Content starts

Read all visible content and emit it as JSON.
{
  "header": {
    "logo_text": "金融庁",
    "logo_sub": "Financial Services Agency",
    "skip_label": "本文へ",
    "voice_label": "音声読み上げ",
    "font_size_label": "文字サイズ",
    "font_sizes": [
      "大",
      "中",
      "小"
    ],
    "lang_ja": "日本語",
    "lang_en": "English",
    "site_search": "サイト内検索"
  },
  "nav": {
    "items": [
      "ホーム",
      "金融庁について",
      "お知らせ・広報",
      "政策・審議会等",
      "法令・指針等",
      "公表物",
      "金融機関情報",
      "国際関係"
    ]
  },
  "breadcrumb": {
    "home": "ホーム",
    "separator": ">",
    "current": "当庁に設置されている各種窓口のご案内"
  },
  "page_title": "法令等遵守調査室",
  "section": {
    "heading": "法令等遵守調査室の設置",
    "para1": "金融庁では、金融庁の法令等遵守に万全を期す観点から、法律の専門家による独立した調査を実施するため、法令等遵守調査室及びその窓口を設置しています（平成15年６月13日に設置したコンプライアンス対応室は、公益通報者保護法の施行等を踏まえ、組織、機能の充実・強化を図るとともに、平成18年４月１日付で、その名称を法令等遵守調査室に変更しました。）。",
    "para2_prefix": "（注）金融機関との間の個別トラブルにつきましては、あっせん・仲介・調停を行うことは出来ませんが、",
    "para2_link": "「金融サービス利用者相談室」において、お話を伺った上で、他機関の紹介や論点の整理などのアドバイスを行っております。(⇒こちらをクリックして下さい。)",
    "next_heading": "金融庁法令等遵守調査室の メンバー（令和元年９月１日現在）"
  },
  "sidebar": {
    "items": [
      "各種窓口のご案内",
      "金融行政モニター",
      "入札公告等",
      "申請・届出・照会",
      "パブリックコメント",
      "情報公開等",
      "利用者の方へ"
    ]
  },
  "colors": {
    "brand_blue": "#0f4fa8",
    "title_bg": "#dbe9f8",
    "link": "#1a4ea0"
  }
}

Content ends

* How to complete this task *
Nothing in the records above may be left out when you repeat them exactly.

* Exercise result *
Read all visible content and emit it as JSON.
{
  "header": {
    "logo_text": "金融庁",
    "logo_sub": "Financial Services Agency",
    "skip_label": "本文へ",
    "voice_label": "音声読み上げ",
    "font_size_label": "文字サイズ",
    "font_sizes": [
      "大",
      "中",
      "小"
    ],
    "lang_ja": "日本語",
    "lang_en": "English",
    "site_search": "サイト内検索"
  },
  "nav": {
    "items": [
      "ホーム",
      "金融庁について",
      "お知らせ・広報",
      "政策・審議会等",
      "法令・指針等",
      "公表物",
      "金融機関情報",
      "国際関係"
    ]
  },
  "breadcrumb": {
    "home": "ホーム",
    "separator": ">",
    "current": "当庁に設置されている各種窓口のご案内"
  },
  "page_title": "法令等遵守調査室",
  "section": {
    "heading": "法令等遵守調査室の設置",
    "para1": "金融庁では、金融庁の法令等遵守に万全を期す観点から、法律の専門家による独立した調査を実施するため、法令等遵守調査室及びその窓口を設置しています（平成15年６月13日に設置したコンプライアンス対応室は、公益通報者保護法の施行等を踏まえ、組織、機能の充実・強化を図るとともに、平成18年４月１日付で、その名称を法令等遵守調査室に変更しました。）。",
    "para2_prefix": "（注）金融機関との間の個別トラブルにつきましては、あっせん・仲介・調停を行うことは出来ませんが、",
    "para2_link": "「金融サービス利用者相談室」において、お話を伺った上で、他機関の紹介や論点の整理などのアドバイスを行っております。(⇒こちらをクリックして下さい。)",
    "next_heading": "金融庁法令等遵守調査室の メンバー（令和元年９月１日現在）"
  },
  "sidebar": {
    "items": [
      "各種窓口のご案内",
      "金融行政モニター",
      "入札公告等",
      "申請・届出・照会",
      "パブリックコメント",
      "情報公開等",
      "利用者の方へ"
    ]
  },
  "colors": {
    "brand_blue": "#0f4fa8",
    "title_bg": "#dbe9f8",
    "link": "#1a4ea0"
  }
}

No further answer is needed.